Thursday 29 May 2008

A Response - Sort Of!

It is now three months to the day since I first wrote to the Secretary of State, Hazel Blears.

Having sent several reminders, and having cajoled Boris Johnson into prodding Ms Blears to answer, I finally have been sent an apology for the delay and a response (not from Ms Blears of course).

Here is the apology:

"Dear Mr Frost,

Please find attached a reply to your letter of 28 February to the Secretary of State. Please accept my apologies for this late acknowledgement. At the time you wrote, this case was being dealt with on behalf of the Secretary of State by the Planning Inspectorate and your letter was accordingly forwarded to them

However, the astute amongst you will notice that the response (see below) does not answer any of the questions that I raised in my letter of February.

I suppose I should be grateful for at least receiving a response!

"Dear Mr Frost

Town and Country Planning Act 1990 – Section 77

Land adjoining East Croydon Station, George Street, Dingwall Road, Lansdowne Road, Croydon – Application by Arrowcroft Ltd

I am writing to confirm receipt of your letter to the Secretary of State, dated 28 February 2008, about the above planning application.

The Inspector's report and recommendations are currently being considered by the Secretary of State before she proceeds to issue her decision on this case. The contents of your letter have been noted and will be taken into consideration.

Yours sincerely,


Case Officer

Thursday 8 May 2008

Stanhope and Schroders Win Croydon Appeal

Croydon Council said today it would not contest an appeal lodged by Stanhope and Schroders over non-determination of its planning application to redevelop part of the controversial Croydon Gateway site.

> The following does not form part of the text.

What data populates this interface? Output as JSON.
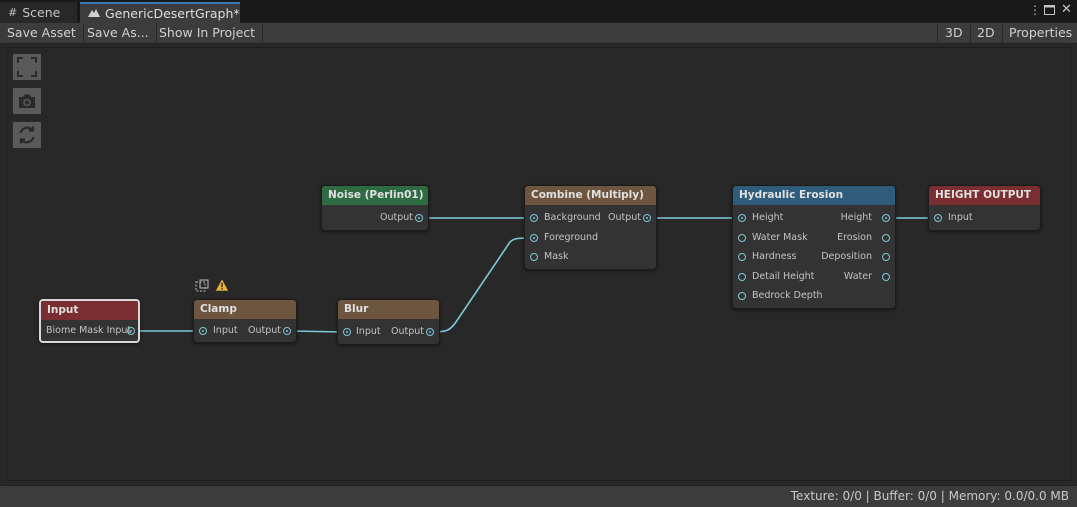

In December 2006 Stanhope and Schroders’ Croydon Gateway Limited Partnership submitted an application for a residential-led scheme to the north of Lansdowne Road.

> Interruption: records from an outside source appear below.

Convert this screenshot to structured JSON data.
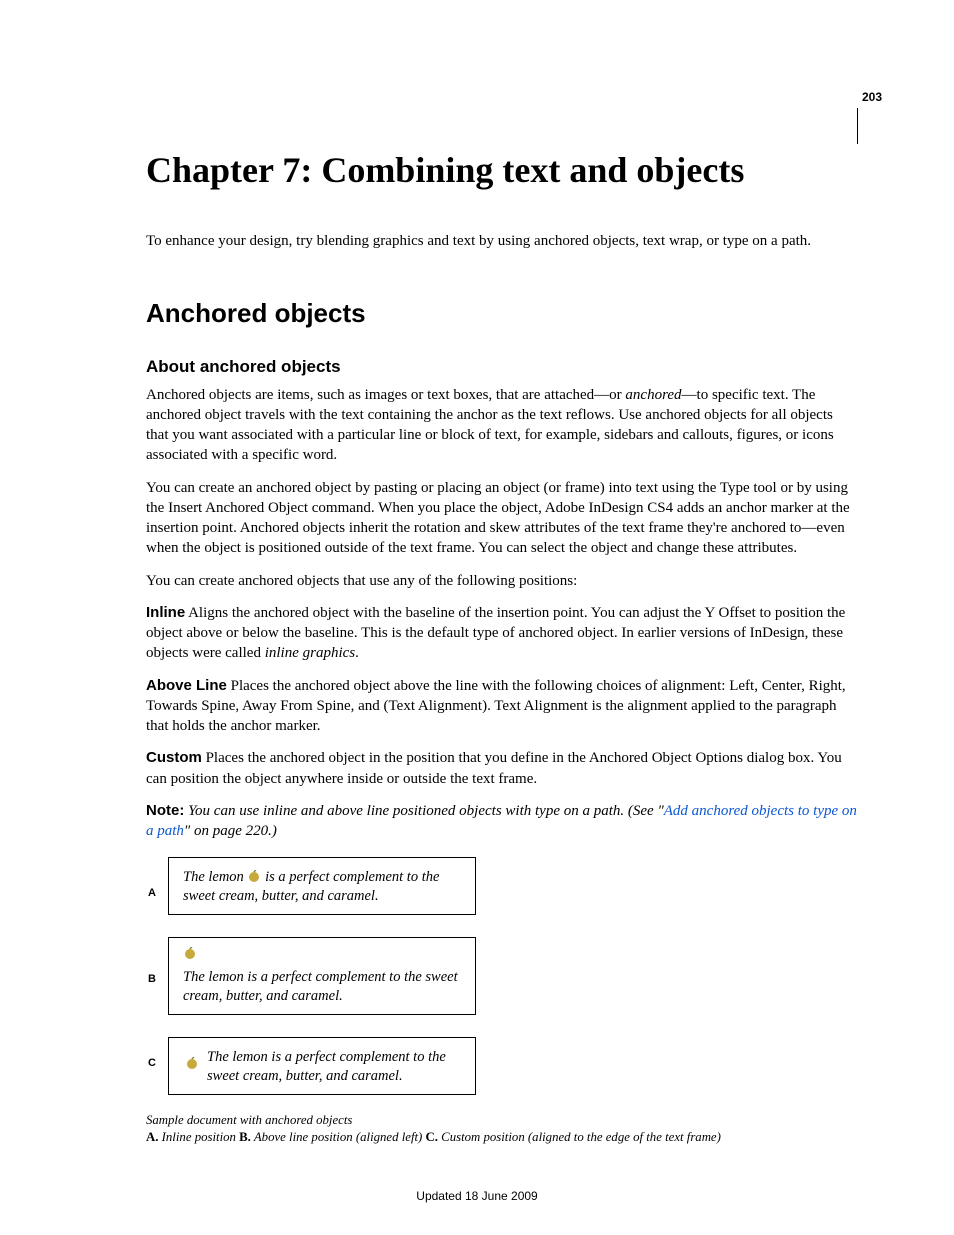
{
  "page_number": "203",
  "chapter_title": "Chapter 7: Combining text and objects",
  "intro": "To enhance your design, try blending graphics and text by using anchored objects, text wrap, or type on a path.",
  "section_title": "Anchored objects",
  "subsection_title": "About anchored objects",
  "para1_a": "Anchored objects are items, such as images or text boxes, that are attached—or ",
  "para1_em": "anchored",
  "para1_b": "—to specific text. The anchored object travels with the text containing the anchor as the text reflows. Use anchored objects for all objects that you want associated with a particular line or block of text, for example, sidebars and callouts, figures, or icons associated with a specific word.",
  "para2": "You can create an anchored object by pasting or placing an object (or frame) into text using the Type tool or by using the Insert Anchored Object command. When you place the object, Adobe InDesign CS4 adds an anchor marker at the insertion point. Anchored objects inherit the rotation and skew attributes of the text frame they're anchored to—even when the object is positioned outside of the text frame. You can select the object and change these attributes.",
  "para3": "You can create anchored objects that use any of the following positions:",
  "inline_label": "Inline",
  "inline_text_a": "  Aligns the anchored object with the baseline of the insertion point. You can adjust the Y Offset to position the object above or below the baseline. This is the default type of anchored object. In earlier versions of InDesign, these objects were called ",
  "inline_em": "inline graphics",
  "inline_text_b": ".",
  "above_label": "Above Line",
  "above_text": "  Places the anchored object above the line with the following choices of alignment: Left, Center, Right, Towards Spine, Away From Spine, and (Text Alignment). Text Alignment is the alignment applied to the paragraph that holds the anchor marker.",
  "custom_label": "Custom",
  "custom_text": "  Places the anchored object in the position that you define in the Anchored Object Options dialog box. You can position the object anywhere inside or outside the text frame.",
  "note_label": "Note:",
  "note_a": " You can use inline and above line positioned objects with type on a path. (See \"",
  "note_link": "Add anchored objects to type on a path",
  "note_b": "\" on page 220.)",
  "fig": {
    "label_a": "A",
    "label_b": "B",
    "label_c": "C",
    "text_a1": "The lemon ",
    "text_a2": " is a perfect complement to the sweet cream, butter, and caramel.",
    "text_b": "The lemon is a perfect complement to the sweet cream, butter, and caramel.",
    "text_c": "The lemon is a perfect complement to the sweet cream, butter, and caramel."
  },
  "caption": "Sample document with anchored objects",
  "legend": {
    "a_label": "A.",
    "a_text": " Inline position  ",
    "b_label": "B.",
    "b_text": " Above line position (aligned left)  ",
    "c_label": "C.",
    "c_text": " Custom position (aligned to the edge of the text frame)"
  },
  "footer": "Updated 18 June 2009"
}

The Council said it had not had time to determine the planning application as there were some unresolved matters but it was ‘not in the public interest’ to contest the non-determination appeal lodged in February.

A spokesman for Stanhope and Schroders said the decision meant that its planning permission for the entire site was in place "We are very happy with this decision and we hope that what this will mean is that we can engage with Croydon Council on a site that can be delivered."

Source Property Week.

This of course means that if Arrowcroft and the Council were to win the CPO, the price that they would have to pay for the site with planning permission would most as likely be out of their reach.